Indeed the public by 61-35 percent opposes increased stimulus spending beyond the nearly $790 billion already committed – a dramatic turnaround from 70 percent support for the initial stimulus in January. And "strong" supporters then outnumbered strong opponents by more than 2-1; now it's strong opponents who predominate, 43 percent vs. 18 percent.
In another example of deficit fallout, barely over half, 52 percent, now see Obama as a "new-style Democrat who will be careful with the public's money," down from 62 percent in March. Forty-three percent instead see him as "an old-style, tax-and-spend Democrat," up from 32 percent; his 30-point advantage has shrunk to 9. (Clinton, similarly, went from a 26-point to a 5-point advantage on this question in roughly his first six months.)
It all matters: Among people who say they're worse off financially, 66 percent disapprove of Obama's job performance overall, while just 29 percent approve. And among those still confident his efforts will improve the economy, 92 percent approve of his work in office; among those who lack such confidence, 78 percent disapprove.
That's why, where confidence in his economic efforts goes, the president's overall approval is very likely to follow. (Reagan's not the only example – nor the most dire, since he had time to recover. The first President Bush saw his approval rating plummet by 36 points as result of the 1990-91 recession, costing him re-election.)
It's telling, too, that Obama's approval rating for handling the economy has declined not only by 12 points from its peak among Republicans and 11 points among independents, but also by 9 points from its peak among Democrats. And on the deficit, he's lost 12 points from his peak approval among Democrats, as well as 9 points among Republicans and independents.
Confidence that Obama's efforts will improve the economy, further, has not only lost 26 points among Republicans since January, but also 20 points among independents. Among Democrats that's down by a milder 7 points.
One better bit for Obama is that he still escapes main blame for the economy's condition in the first place – albeit a bit less so. Sixty-two percent assign the Bush administration a great deal or good amount of blame "for inadequate regulation of the financial industry," down 8 points from March. Separately, 32 percent assign blame to the Obama administration "for not doing enough to turn the economy around" – up by 6 points.
While the president doesn't currently come in for heavy criticism for his focus on top issues, 29 percent do say he's placing "too little" priority on the economy and more, 39 percent, say he's underfocused on the deficit. A quarter say he's spending too much time on health care, but nearly as many say too little.
ATTRIBUTES – For all the challenges on issues, personal appeal can provide the political cartilage that keeps a president popular – as both Reagan and Clinton demonstrated in their presidencies. That Obama retains in good measure – although, again, to a lessened degree.

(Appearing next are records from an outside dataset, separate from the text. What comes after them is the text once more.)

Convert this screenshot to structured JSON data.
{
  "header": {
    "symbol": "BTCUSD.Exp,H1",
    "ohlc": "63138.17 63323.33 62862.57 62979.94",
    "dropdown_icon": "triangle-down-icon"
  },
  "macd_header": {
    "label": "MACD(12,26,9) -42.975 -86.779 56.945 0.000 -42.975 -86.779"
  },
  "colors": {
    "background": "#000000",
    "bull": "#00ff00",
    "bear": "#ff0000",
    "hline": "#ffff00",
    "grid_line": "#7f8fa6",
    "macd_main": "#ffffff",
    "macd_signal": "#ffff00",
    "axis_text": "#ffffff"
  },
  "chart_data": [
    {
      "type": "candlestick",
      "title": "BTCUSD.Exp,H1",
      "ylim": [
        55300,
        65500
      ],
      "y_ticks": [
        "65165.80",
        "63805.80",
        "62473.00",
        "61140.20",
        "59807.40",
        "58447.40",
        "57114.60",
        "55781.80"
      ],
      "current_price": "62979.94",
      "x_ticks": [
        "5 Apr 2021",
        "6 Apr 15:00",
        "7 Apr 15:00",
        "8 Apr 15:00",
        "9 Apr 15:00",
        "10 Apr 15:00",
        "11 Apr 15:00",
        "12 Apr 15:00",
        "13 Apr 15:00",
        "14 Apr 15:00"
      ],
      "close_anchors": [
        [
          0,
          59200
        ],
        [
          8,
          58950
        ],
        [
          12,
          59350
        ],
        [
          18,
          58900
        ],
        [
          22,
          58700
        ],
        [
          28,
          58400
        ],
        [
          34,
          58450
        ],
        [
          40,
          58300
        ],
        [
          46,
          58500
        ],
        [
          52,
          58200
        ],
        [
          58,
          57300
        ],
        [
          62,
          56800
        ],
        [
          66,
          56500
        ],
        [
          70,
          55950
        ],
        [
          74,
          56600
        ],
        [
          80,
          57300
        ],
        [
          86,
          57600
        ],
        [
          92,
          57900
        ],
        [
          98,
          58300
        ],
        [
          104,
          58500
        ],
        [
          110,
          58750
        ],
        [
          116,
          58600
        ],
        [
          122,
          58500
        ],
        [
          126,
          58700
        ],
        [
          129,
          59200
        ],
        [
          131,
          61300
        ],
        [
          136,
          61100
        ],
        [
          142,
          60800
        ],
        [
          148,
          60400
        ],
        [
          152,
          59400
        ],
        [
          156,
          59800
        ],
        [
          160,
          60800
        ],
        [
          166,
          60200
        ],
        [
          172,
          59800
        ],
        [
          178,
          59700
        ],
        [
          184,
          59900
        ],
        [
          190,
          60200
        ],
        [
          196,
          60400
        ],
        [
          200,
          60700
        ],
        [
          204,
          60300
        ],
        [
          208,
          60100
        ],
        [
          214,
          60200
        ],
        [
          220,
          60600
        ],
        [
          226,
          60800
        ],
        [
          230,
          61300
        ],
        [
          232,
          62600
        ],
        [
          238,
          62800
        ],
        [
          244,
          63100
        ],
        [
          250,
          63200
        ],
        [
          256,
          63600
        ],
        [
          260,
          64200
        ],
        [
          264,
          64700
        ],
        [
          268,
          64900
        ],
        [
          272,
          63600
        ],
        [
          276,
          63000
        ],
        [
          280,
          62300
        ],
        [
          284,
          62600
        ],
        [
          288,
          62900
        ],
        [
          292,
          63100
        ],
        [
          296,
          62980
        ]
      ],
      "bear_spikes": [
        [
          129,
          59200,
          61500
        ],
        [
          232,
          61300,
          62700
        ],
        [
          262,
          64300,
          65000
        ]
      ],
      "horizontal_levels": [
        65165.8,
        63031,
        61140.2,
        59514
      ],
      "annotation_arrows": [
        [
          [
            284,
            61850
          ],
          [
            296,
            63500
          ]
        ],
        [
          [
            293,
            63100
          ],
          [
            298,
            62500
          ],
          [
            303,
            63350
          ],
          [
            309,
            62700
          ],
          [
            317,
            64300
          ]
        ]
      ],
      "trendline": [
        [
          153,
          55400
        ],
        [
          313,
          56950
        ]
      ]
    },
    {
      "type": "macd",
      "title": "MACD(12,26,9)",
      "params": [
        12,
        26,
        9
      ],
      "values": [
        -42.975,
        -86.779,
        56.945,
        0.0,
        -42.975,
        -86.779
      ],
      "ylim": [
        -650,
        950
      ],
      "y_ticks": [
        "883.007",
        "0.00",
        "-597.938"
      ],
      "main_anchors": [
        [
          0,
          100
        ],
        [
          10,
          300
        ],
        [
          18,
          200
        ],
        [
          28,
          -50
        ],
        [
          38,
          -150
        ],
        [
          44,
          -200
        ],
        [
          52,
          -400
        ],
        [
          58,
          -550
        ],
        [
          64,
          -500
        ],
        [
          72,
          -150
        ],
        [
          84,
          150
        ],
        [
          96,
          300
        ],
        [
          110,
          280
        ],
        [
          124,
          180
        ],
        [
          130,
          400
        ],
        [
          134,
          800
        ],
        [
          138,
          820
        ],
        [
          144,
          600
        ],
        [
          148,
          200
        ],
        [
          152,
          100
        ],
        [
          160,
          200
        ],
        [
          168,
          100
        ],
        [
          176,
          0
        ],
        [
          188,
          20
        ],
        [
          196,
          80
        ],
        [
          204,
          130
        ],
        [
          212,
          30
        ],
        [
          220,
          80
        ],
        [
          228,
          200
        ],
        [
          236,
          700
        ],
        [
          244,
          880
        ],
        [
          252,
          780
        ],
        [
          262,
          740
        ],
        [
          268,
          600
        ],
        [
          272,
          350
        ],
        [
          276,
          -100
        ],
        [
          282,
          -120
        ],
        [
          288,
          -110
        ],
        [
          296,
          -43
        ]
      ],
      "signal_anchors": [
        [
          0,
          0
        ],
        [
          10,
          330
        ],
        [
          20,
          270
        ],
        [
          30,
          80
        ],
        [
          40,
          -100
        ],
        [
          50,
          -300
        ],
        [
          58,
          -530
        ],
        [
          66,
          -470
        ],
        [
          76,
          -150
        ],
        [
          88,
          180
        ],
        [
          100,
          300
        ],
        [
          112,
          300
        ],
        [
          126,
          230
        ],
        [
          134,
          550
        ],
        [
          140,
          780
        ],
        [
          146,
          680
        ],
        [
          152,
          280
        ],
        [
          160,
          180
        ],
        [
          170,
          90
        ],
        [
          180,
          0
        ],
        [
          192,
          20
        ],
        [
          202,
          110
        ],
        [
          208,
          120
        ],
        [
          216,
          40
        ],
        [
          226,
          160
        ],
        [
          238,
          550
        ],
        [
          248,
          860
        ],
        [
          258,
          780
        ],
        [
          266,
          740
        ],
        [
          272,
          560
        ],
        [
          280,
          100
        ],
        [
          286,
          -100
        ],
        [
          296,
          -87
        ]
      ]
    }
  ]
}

Sixty-three percent say he "understands the problems of people like you," more than ever said so about George W. Bush, albeit down significantly from 73 percent in April. Sixty-two percent say Obama's brought needed change to Washington – steady from April, but down from the 76 percent who expected him to do so at the start of his term. And 71 percent see him as a strong leader, slightly off its peak, 77 percent, three months ago.